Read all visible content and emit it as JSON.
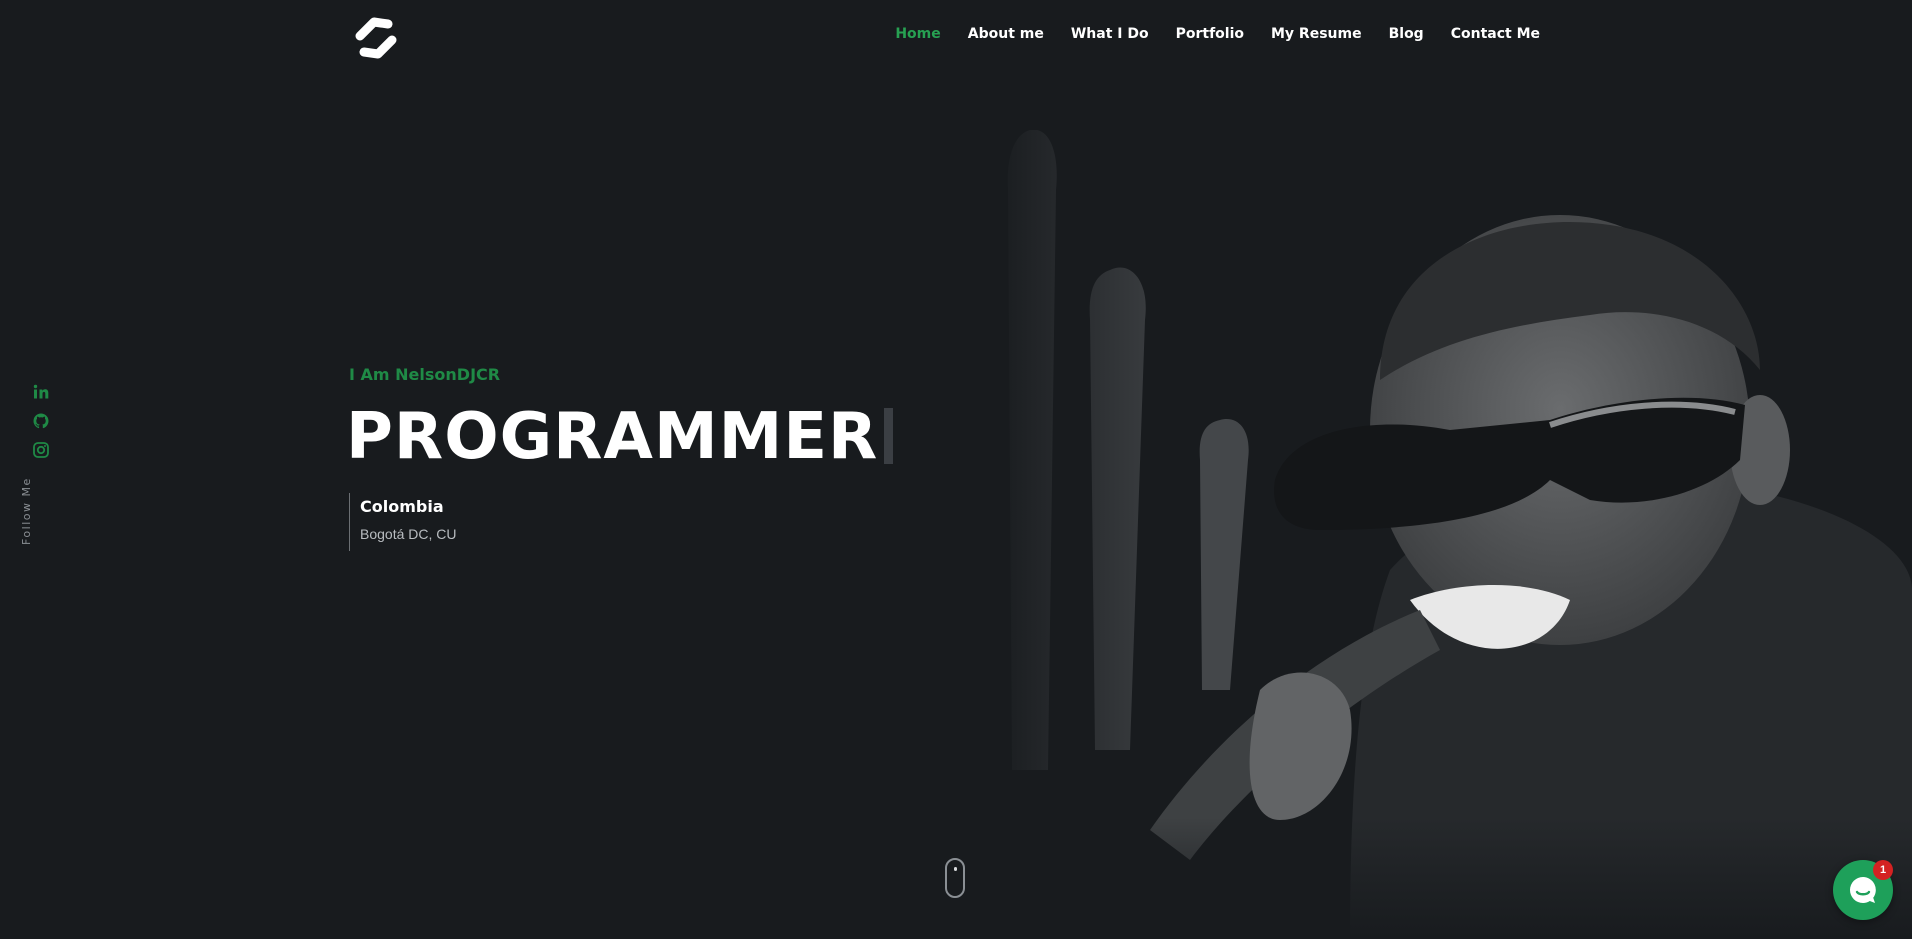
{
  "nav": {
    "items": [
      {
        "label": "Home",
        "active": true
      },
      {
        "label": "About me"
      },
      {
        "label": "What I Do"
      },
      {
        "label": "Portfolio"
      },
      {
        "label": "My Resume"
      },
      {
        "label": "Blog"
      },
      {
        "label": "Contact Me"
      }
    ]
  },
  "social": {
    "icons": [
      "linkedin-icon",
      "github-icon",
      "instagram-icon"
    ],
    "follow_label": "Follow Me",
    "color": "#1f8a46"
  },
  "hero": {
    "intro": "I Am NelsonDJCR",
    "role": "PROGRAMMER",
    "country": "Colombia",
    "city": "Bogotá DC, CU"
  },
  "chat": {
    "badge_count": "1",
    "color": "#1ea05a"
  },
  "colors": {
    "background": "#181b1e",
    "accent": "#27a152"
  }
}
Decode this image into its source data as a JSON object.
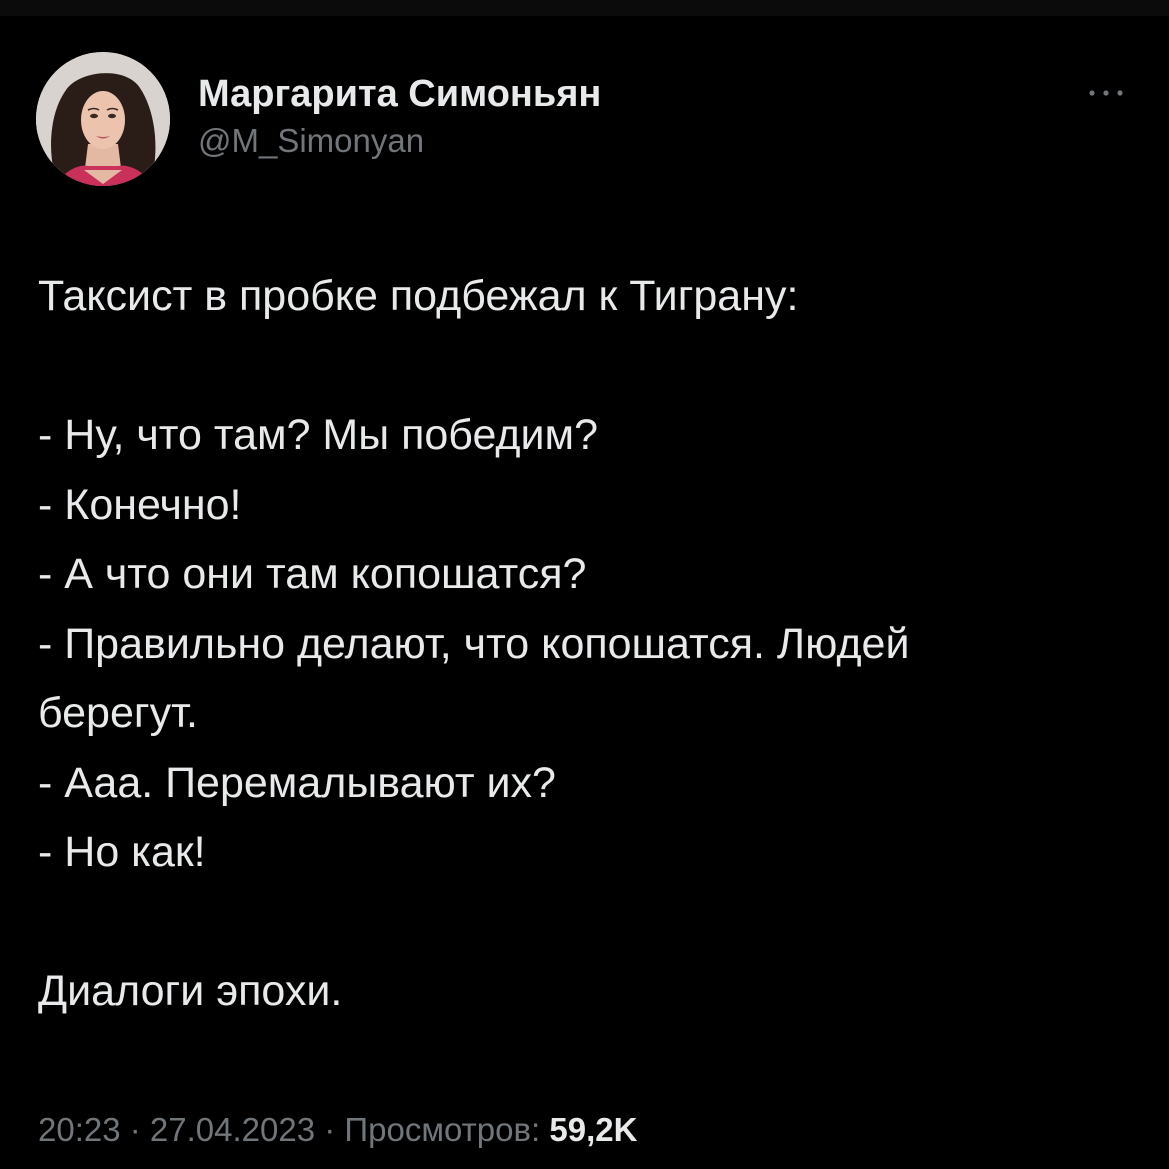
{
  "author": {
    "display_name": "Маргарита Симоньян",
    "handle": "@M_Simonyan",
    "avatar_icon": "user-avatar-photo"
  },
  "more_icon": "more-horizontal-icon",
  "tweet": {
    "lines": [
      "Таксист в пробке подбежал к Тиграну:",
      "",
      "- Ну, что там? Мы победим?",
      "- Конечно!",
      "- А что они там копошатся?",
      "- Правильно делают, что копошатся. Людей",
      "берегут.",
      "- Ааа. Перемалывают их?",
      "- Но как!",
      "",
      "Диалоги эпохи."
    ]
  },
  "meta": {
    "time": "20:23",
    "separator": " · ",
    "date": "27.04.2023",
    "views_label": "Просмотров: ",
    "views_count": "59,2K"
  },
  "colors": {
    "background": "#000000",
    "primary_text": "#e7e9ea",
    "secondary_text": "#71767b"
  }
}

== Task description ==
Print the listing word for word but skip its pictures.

== Result of the task ==
Read all visible content and emit it as JSON.
{
  "nav": {
    "items": [
      {
        "label": "Home",
        "active": true
      },
      {
        "label": "About me"
      },
      {
        "label": "What I Do"
      },
      {
        "label": "Portfolio"
      },
      {
        "label": "My Resume"
      },
      {
        "label": "Blog"
      },
      {
        "label": "Contact Me"
      }
    ]
  },
  "social": {
    "icons": [
      "linkedin-icon",
      "github-icon",
      "instagram-icon"
    ],
    "follow_label": "Follow Me",
    "color": "#1f8a46"
  },
  "hero": {
    "intro": "I Am NelsonDJCR",
    "role": "PROGRAMMER",
    "country": "Colombia",
    "city": "Bogotá DC, CU"
  },
  "chat": {
    "badge_count": "1",
    "color": "#1ea05a"
  },
  "colors": {
    "background": "#181b1e",
    "accent": "#27a152"
  }
}
Decode this image into its source data as a JSON object.
{
  "author": {
    "display_name": "Маргарита Симоньян",
    "handle": "@M_Simonyan",
    "avatar_icon": "user-avatar-photo"
  },
  "more_icon": "more-horizontal-icon",
  "tweet": {
    "lines": [
      "Таксист в пробке подбежал к Тиграну:",
      "",
      "- Ну, что там? Мы победим?",
      "- Конечно!",
      "- А что они там копошатся?",
      "- Правильно делают, что копошатся. Людей",
      "берегут.",
      "- Ааа. Перемалывают их?",
      "- Но как!",
      "",
      "Диалоги эпохи."
    ]
  },
  "meta": {
    "time": "20:23",
    "separator": " · ",
    "date": "27.04.2023",
    "views_label": "Просмотров: ",
    "views_count": "59,2K"
  },
  "colors": {
    "background": "#000000",
    "primary_text": "#e7e9ea",
    "secondary_text": "#71767b"
  }
}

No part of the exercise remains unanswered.